WORK REQUEST: How many lines below contain the word "gestor"? Give only the number.

___ DATA FOR THIS TASK ___

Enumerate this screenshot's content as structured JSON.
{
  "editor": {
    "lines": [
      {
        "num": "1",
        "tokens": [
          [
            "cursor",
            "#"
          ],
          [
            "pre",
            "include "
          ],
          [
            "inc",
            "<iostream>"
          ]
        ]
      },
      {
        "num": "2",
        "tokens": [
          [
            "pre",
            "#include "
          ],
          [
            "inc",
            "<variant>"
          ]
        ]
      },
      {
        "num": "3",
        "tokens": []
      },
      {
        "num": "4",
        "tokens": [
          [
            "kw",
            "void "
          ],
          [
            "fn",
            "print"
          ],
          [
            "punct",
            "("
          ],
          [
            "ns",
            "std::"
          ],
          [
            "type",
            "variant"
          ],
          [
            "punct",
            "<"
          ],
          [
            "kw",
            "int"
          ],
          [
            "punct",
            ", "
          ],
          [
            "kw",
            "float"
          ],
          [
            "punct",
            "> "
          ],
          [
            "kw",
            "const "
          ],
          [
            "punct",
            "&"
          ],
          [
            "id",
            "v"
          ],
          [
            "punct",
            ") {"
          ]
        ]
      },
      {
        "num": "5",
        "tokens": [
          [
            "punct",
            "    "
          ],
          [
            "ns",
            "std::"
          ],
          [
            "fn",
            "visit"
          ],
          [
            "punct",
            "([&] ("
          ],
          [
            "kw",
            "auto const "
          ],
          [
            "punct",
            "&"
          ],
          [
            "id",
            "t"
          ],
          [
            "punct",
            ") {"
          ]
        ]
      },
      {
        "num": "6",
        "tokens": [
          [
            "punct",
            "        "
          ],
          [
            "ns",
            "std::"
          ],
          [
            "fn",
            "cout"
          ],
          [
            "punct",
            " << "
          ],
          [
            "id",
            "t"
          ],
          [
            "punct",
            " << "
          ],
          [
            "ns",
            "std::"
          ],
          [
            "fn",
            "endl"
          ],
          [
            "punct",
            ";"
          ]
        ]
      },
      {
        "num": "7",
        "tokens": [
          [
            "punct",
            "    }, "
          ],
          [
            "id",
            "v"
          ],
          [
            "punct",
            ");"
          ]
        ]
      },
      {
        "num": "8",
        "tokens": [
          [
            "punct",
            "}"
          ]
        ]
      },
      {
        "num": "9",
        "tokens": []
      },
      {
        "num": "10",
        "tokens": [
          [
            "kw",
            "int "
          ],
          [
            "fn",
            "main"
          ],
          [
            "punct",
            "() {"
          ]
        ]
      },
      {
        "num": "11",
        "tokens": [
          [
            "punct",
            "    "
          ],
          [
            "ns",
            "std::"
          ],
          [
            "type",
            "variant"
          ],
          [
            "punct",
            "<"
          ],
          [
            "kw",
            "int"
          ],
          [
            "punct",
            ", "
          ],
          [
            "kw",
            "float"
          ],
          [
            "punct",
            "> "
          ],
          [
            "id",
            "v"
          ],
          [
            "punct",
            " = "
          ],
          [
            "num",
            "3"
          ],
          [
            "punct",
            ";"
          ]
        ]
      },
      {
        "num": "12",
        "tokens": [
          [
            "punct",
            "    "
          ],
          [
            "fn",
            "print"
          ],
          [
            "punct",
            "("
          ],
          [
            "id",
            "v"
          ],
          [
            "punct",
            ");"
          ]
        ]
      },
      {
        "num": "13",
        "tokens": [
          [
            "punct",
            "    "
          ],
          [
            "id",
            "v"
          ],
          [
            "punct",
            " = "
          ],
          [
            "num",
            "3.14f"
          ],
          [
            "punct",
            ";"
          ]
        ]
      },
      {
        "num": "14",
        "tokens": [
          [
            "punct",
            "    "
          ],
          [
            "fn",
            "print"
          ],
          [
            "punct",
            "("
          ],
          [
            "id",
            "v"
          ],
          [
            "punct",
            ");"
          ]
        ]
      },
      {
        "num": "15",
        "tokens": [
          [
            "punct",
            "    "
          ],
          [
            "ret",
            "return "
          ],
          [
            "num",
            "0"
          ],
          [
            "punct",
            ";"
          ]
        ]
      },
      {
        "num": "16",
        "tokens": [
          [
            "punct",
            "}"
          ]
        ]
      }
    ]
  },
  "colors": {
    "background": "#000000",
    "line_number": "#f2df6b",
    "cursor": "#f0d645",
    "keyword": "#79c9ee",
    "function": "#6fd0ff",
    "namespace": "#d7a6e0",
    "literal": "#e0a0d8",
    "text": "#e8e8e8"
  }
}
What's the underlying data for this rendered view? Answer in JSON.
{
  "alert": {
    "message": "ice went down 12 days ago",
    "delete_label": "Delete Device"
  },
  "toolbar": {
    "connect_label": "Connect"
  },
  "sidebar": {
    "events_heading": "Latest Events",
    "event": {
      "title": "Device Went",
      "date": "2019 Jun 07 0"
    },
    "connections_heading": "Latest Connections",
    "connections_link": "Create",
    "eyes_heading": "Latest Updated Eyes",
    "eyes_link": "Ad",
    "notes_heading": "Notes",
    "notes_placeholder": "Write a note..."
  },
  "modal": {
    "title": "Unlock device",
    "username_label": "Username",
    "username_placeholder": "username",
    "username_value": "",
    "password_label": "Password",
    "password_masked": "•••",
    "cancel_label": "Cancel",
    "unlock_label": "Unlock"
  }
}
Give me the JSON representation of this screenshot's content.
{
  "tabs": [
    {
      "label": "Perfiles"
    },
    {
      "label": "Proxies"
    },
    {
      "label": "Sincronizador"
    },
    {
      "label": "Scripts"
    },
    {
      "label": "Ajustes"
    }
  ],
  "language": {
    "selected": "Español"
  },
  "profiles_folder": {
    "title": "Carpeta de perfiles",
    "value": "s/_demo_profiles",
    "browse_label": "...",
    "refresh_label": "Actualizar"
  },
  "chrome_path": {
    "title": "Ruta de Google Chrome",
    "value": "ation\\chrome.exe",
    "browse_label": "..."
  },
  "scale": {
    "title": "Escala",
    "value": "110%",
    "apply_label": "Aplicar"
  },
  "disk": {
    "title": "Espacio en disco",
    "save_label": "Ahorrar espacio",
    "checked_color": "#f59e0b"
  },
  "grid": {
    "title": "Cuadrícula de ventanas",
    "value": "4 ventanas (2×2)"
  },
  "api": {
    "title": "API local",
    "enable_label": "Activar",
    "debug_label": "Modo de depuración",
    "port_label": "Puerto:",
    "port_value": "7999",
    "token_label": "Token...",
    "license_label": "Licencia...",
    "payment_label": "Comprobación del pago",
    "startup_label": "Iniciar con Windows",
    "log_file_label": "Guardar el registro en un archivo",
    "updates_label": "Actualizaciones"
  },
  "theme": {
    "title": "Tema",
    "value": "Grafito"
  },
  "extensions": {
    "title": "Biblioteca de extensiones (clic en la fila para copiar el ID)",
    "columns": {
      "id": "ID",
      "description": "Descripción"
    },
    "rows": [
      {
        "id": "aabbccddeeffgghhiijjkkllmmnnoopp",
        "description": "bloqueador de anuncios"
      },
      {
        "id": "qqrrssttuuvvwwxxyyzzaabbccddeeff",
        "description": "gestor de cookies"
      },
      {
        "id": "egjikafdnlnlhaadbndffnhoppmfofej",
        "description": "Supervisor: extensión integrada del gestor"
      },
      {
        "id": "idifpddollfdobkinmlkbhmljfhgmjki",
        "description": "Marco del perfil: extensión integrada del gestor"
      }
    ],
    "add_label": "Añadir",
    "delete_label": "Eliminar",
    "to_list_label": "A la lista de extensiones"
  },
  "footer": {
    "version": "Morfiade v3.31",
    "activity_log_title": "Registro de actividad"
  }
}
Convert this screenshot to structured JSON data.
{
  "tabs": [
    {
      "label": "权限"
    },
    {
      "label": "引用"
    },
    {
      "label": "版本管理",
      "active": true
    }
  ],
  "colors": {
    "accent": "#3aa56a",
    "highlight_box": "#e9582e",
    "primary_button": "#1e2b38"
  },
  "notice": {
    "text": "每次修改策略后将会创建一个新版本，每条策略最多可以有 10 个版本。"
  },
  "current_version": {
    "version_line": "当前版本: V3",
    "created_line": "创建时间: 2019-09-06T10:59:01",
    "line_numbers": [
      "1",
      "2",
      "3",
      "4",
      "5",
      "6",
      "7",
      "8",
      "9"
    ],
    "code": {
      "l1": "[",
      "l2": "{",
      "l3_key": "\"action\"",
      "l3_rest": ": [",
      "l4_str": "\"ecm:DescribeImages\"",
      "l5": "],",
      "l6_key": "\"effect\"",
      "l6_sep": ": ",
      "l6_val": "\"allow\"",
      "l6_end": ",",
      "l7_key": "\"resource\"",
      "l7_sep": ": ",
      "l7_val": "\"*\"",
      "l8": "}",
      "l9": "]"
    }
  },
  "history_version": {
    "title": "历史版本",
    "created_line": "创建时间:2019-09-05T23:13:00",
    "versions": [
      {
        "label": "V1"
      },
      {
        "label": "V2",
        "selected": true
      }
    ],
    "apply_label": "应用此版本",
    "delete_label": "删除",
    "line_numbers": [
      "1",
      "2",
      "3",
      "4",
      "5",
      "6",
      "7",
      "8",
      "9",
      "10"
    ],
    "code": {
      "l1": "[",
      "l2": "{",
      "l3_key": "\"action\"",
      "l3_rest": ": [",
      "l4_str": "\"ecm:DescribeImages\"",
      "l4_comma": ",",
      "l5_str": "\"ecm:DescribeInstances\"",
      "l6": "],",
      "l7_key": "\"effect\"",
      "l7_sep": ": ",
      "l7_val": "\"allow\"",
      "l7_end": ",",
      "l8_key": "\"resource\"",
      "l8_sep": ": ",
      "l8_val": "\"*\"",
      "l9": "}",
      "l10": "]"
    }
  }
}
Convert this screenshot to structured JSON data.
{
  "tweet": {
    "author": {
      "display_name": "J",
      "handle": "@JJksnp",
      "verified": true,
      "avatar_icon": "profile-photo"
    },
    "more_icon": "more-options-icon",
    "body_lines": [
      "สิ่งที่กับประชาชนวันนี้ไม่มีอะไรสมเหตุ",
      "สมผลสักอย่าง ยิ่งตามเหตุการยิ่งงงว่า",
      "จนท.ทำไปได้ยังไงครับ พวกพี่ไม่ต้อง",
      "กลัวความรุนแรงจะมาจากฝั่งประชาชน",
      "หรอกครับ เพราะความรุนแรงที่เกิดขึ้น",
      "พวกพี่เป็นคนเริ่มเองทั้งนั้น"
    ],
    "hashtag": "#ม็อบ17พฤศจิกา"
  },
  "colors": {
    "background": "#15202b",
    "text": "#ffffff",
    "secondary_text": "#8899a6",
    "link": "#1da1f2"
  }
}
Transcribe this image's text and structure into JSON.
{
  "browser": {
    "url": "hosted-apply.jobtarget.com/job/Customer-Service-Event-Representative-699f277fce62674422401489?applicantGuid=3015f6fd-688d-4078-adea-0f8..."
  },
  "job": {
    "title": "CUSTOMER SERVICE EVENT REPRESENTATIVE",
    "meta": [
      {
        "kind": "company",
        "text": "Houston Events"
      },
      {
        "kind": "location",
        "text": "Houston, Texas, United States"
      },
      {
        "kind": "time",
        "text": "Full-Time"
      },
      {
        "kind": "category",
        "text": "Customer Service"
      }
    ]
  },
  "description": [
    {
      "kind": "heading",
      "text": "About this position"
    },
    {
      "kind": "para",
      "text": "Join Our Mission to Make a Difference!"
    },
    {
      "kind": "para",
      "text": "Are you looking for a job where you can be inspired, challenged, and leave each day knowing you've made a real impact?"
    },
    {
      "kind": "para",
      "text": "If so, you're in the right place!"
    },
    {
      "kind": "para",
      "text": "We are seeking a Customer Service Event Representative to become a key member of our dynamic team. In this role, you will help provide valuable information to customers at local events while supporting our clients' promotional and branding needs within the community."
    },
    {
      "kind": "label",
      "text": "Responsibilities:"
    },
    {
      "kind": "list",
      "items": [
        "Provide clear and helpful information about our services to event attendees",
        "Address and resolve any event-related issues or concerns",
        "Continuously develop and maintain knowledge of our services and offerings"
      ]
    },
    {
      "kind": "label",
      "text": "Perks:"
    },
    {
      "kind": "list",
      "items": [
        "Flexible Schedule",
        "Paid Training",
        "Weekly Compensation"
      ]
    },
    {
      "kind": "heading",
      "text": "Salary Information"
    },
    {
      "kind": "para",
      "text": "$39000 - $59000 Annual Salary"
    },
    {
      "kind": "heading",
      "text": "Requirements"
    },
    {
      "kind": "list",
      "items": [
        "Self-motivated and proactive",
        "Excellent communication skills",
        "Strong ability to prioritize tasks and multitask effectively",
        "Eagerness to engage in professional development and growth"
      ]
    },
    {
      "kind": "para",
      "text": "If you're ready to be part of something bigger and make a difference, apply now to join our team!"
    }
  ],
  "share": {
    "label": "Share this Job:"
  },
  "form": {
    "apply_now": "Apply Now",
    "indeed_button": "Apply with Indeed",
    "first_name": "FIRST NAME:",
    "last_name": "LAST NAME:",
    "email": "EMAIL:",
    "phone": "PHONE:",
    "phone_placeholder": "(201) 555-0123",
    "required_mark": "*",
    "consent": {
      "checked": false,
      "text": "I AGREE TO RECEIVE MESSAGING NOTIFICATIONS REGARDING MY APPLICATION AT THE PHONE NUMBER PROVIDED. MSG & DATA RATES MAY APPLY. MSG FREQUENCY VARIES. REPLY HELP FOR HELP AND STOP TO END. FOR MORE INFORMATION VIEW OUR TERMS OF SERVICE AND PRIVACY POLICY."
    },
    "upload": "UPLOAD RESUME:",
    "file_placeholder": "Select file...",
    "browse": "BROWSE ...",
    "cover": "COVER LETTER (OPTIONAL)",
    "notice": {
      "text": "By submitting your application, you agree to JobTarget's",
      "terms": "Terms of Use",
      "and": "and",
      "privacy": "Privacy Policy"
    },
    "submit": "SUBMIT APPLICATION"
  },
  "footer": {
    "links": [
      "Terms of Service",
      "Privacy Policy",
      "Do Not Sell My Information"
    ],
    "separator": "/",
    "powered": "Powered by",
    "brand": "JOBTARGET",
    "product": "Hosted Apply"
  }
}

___

REPLY TO THE TASK: 3